What is required
Write out the records again, exactly, leaving none out.

Excerpts from an interface dataset

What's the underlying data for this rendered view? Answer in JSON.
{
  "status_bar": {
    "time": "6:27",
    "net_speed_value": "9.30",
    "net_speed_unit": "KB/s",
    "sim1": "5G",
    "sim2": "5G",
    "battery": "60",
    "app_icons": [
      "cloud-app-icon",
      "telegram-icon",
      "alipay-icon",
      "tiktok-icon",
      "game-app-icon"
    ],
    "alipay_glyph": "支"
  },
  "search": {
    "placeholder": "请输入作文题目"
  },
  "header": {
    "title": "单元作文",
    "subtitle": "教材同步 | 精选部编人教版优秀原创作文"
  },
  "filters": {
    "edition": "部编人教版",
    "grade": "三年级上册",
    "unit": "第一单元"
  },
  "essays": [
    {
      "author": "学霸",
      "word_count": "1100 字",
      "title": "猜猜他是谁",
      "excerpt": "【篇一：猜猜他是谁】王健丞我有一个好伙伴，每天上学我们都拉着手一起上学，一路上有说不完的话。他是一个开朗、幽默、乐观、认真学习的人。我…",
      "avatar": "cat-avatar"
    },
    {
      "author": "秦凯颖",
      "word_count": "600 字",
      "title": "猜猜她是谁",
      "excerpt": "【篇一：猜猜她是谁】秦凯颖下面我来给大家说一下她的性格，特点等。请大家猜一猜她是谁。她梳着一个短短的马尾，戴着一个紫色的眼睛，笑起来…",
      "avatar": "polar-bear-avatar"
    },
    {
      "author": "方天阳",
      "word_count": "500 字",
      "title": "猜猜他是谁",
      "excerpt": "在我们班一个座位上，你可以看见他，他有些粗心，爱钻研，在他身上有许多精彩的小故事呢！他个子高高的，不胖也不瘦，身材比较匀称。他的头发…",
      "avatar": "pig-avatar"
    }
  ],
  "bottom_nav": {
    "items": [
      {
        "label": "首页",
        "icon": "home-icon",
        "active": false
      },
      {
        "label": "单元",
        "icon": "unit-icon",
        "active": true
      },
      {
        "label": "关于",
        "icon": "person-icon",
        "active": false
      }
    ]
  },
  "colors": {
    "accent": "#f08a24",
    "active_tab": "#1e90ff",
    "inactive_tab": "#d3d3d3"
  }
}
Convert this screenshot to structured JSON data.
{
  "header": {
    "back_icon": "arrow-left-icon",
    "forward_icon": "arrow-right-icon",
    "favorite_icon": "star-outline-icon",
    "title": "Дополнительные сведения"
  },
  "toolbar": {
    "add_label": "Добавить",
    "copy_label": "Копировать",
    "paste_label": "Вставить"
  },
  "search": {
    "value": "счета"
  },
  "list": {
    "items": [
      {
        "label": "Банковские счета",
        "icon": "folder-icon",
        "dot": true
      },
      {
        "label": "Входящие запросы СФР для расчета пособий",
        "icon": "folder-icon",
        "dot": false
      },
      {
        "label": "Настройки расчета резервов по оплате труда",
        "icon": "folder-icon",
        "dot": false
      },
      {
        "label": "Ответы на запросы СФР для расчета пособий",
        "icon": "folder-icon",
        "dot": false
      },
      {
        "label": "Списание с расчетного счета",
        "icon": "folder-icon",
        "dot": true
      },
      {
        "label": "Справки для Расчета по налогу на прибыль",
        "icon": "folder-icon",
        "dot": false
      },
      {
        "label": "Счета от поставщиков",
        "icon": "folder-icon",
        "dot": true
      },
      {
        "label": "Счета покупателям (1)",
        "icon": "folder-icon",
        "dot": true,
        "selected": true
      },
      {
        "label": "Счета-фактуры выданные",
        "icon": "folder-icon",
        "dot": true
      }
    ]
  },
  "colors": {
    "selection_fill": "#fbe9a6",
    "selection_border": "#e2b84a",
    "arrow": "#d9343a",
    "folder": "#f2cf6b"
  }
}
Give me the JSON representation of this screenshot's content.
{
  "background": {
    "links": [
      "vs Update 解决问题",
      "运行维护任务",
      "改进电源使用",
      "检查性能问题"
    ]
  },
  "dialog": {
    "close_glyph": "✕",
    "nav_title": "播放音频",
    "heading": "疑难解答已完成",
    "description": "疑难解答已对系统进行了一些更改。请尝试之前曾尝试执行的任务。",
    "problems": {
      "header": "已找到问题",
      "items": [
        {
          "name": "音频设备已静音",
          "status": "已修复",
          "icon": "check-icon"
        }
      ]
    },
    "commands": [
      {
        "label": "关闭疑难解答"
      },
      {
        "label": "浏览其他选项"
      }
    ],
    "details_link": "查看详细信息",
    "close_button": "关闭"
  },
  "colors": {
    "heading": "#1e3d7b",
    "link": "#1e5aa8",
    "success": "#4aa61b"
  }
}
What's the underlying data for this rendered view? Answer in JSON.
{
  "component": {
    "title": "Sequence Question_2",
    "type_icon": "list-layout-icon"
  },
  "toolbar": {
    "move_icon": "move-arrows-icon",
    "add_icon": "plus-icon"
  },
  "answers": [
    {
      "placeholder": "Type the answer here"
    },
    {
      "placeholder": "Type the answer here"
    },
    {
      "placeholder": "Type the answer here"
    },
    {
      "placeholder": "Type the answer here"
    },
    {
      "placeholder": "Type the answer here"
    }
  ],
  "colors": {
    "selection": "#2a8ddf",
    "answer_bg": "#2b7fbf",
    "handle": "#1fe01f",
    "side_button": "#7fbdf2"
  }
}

Solution for this problem
What's the underlying data for this rendered view? Answer in JSON.
{
  "status_bar": {
    "time": "6:27",
    "net_speed_value": "9.30",
    "net_speed_unit": "KB/s",
    "sim1": "5G",
    "sim2": "5G",
    "battery": "60",
    "app_icons": [
      "cloud-app-icon",
      "telegram-icon",
      "alipay-icon",
      "tiktok-icon",
      "game-app-icon"
    ],
    "alipay_glyph": "支"
  },
  "search": {
    "placeholder": "请输入作文题目"
  },
  "header": {
    "title": "单元作文",
    "subtitle": "教材同步 | 精选部编人教版优秀原创作文"
  },
  "filters": {
    "edition": "部编人教版",
    "grade": "三年级上册",
    "unit": "第一单元"
  },
  "essays": [
    {
      "author": "学霸",
      "word_count": "1100 字",
      "title": "猜猜他是谁",
      "excerpt": "【篇一：猜猜他是谁】王健丞我有一个好伙伴，每天上学我们都拉着手一起上学，一路上有说不完的话。他是一个开朗、幽默、乐观、认真学习的人。我…",
      "avatar": "cat-avatar"
    },
    {
      "author": "秦凯颖",
      "word_count": "600 字",
      "title": "猜猜她是谁",
      "excerpt": "【篇一：猜猜她是谁】秦凯颖下面我来给大家说一下她的性格，特点等。请大家猜一猜她是谁。她梳着一个短短的马尾，戴着一个紫色的眼睛，笑起来…",
      "avatar": "polar-bear-avatar"
    },
    {
      "author": "方天阳",
      "word_count": "500 字",
      "title": "猜猜他是谁",
      "excerpt": "在我们班一个座位上，你可以看见他，他有些粗心，爱钻研，在他身上有许多精彩的小故事呢！他个子高高的，不胖也不瘦，身材比较匀称。他的头发…",
      "avatar": "pig-avatar"
    }
  ],
  "bottom_nav": {
    "items": [
      {
        "label": "首页",
        "icon": "home-icon",
        "active": false
      },
      {
        "label": "单元",
        "icon": "unit-icon",
        "active": true
      },
      {
        "label": "关于",
        "icon": "person-icon",
        "active": false
      }
    ]
  },
  "colors": {
    "accent": "#f08a24",
    "active_tab": "#1e90ff",
    "inactive_tab": "#d3d3d3"
  }
}
Convert this screenshot to structured JSON data.
{
  "header": {
    "back_icon": "arrow-left-icon",
    "forward_icon": "arrow-right-icon",
    "favorite_icon": "star-outline-icon",
    "title": "Дополнительные сведения"
  },
  "toolbar": {
    "add_label": "Добавить",
    "copy_label": "Копировать",
    "paste_label": "Вставить"
  },
  "search": {
    "value": "счета"
  },
  "list": {
    "items": [
      {
        "label": "Банковские счета",
        "icon": "folder-icon",
        "dot": true
      },
      {
        "label": "Входящие запросы СФР для расчета пособий",
        "icon": "folder-icon",
        "dot": false
      },
      {
        "label": "Настройки расчета резервов по оплате труда",
        "icon": "folder-icon",
        "dot": false
      },
      {
        "label": "Ответы на запросы СФР для расчета пособий",
        "icon": "folder-icon",
        "dot": false
      },
      {
        "label": "Списание с расчетного счета",
        "icon": "folder-icon",
        "dot": true
      },
      {
        "label": "Справки для Расчета по налогу на прибыль",
        "icon": "folder-icon",
        "dot": false
      },
      {
        "label": "Счета от поставщиков",
        "icon": "folder-icon",
        "dot": true
      },
      {
        "label": "Счета покупателям (1)",
        "icon": "folder-icon",
        "dot": true,
        "selected": true
      },
      {
        "label": "Счета-фактуры выданные",
        "icon": "folder-icon",
        "dot": true
      }
    ]
  },
  "colors": {
    "selection_fill": "#fbe9a6",
    "selection_border": "#e2b84a",
    "arrow": "#d9343a",
    "folder": "#f2cf6b"
  }
}
Give me the JSON representation of this screenshot's content.
{
  "background": {
    "links": [
      "vs Update 解决问题",
      "运行维护任务",
      "改进电源使用",
      "检查性能问题"
    ]
  },
  "dialog": {
    "close_glyph": "✕",
    "nav_title": "播放音频",
    "heading": "疑难解答已完成",
    "description": "疑难解答已对系统进行了一些更改。请尝试之前曾尝试执行的任务。",
    "problems": {
      "header": "已找到问题",
      "items": [
        {
          "name": "音频设备已静音",
          "status": "已修复",
          "icon": "check-icon"
        }
      ]
    },
    "commands": [
      {
        "label": "关闭疑难解答"
      },
      {
        "label": "浏览其他选项"
      }
    ],
    "details_link": "查看详细信息",
    "close_button": "关闭"
  },
  "colors": {
    "heading": "#1e3d7b",
    "link": "#1e5aa8",
    "success": "#4aa61b"
  }
}
What's the underlying data for this rendered view? Answer in JSON.
{
  "component": {
    "title": "Sequence Question_2",
    "type_icon": "list-layout-icon"
  },
  "toolbar": {
    "move_icon": "move-arrows-icon",
    "add_icon": "plus-icon"
  },
  "answers": [
    {
      "placeholder": "Type the answer here"
    },
    {
      "placeholder": "Type the answer here"
    },
    {
      "placeholder": "Type the answer here"
    },
    {
      "placeholder": "Type the answer here"
    },
    {
      "placeholder": "Type the answer here"
    }
  ],
  "colors": {
    "selection": "#2a8ddf",
    "answer_bg": "#2b7fbf",
    "handle": "#1fe01f",
    "side_button": "#7fbdf2"
  }
}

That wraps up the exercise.